Task details
Count the lines in the records below that contain the word "data", and reply with only that number.

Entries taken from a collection
^^^^

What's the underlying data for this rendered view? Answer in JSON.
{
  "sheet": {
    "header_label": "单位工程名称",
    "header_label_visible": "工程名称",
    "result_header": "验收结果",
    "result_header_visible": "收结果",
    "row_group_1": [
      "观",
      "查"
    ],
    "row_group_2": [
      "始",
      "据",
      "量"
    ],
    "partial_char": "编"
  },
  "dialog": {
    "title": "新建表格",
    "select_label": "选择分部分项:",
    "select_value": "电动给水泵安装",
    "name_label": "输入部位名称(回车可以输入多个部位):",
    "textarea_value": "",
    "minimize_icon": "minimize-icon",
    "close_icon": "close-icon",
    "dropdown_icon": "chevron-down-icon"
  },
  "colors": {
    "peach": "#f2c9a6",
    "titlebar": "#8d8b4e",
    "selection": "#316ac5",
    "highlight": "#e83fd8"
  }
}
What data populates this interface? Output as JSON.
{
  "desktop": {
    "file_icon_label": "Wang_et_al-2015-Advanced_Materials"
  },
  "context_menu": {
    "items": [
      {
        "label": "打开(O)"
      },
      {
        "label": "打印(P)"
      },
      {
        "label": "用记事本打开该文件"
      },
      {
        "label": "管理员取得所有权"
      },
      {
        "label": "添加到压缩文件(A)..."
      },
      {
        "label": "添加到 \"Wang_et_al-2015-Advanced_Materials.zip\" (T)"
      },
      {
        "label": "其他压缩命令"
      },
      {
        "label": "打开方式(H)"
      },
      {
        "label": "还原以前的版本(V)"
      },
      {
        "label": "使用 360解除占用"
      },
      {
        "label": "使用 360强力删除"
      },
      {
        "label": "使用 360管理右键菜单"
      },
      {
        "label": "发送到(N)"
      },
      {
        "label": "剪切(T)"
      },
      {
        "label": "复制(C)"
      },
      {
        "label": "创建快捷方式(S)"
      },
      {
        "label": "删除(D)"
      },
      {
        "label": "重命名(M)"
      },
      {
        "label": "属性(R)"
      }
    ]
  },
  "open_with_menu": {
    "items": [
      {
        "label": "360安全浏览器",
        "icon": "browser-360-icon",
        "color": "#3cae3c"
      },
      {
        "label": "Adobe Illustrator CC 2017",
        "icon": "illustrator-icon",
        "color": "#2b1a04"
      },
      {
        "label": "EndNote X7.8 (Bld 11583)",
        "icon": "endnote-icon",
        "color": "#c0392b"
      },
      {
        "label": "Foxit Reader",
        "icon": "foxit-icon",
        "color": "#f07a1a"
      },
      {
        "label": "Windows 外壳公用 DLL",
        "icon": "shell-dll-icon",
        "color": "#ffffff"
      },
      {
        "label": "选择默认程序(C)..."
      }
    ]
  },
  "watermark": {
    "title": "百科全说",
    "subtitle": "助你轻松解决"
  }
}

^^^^

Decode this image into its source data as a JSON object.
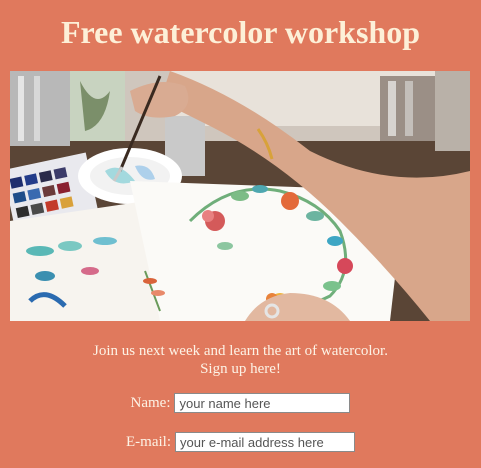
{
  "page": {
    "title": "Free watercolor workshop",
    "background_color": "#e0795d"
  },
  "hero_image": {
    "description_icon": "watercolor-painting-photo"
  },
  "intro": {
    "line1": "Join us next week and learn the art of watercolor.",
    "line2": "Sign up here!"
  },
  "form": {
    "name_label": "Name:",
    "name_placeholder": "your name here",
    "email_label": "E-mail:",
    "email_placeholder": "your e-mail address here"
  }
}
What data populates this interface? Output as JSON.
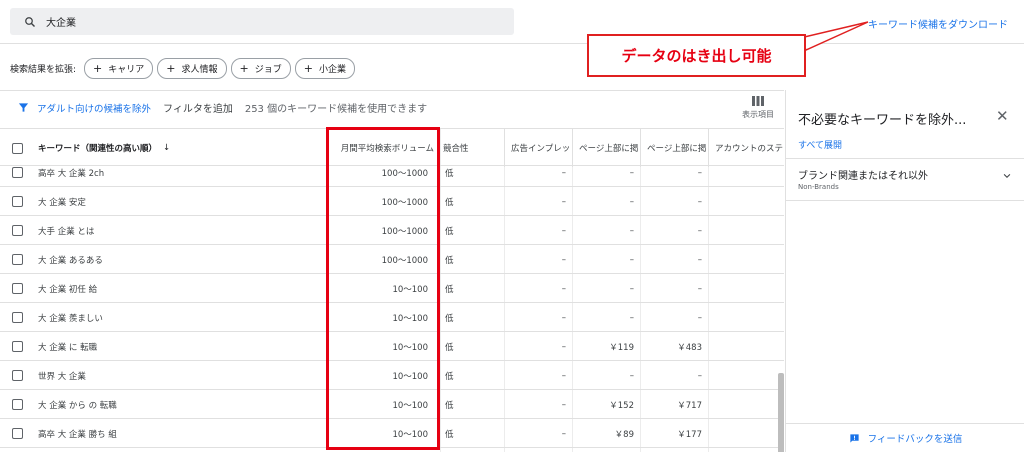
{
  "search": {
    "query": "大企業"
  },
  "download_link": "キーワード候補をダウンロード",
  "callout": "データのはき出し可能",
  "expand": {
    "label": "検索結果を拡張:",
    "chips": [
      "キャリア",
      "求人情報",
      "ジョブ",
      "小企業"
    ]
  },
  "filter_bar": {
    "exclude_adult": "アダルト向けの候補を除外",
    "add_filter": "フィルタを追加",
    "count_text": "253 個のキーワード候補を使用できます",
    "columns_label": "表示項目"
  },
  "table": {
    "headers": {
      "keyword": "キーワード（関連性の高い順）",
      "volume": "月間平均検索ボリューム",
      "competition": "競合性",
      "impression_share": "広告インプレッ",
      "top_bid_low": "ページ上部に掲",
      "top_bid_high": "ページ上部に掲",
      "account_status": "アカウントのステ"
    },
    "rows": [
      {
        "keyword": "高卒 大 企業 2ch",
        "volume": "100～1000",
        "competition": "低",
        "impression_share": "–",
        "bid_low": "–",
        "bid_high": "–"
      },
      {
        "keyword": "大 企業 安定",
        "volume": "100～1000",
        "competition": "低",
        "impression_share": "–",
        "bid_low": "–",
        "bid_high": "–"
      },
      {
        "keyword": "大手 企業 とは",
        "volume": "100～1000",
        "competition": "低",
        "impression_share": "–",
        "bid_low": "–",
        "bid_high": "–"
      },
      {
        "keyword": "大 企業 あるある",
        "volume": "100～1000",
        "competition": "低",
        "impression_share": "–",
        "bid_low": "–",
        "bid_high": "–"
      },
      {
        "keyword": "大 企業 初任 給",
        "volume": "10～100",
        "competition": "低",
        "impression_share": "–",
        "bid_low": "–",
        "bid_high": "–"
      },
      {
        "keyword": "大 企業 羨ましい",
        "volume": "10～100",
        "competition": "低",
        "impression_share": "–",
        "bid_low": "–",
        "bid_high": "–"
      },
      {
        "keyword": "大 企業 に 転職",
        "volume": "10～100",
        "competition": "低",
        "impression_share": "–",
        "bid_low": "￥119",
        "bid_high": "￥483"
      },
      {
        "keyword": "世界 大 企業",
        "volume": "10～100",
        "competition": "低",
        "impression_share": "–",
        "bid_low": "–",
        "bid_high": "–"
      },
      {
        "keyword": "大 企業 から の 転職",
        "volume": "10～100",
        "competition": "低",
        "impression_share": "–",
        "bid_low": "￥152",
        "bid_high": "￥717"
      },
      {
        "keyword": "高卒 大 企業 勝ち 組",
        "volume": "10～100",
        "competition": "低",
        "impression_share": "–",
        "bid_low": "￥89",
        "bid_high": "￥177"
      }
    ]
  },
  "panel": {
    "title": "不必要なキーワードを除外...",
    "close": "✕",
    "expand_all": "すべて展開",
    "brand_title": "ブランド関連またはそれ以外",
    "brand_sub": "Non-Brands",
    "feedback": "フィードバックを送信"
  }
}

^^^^

Your solution
4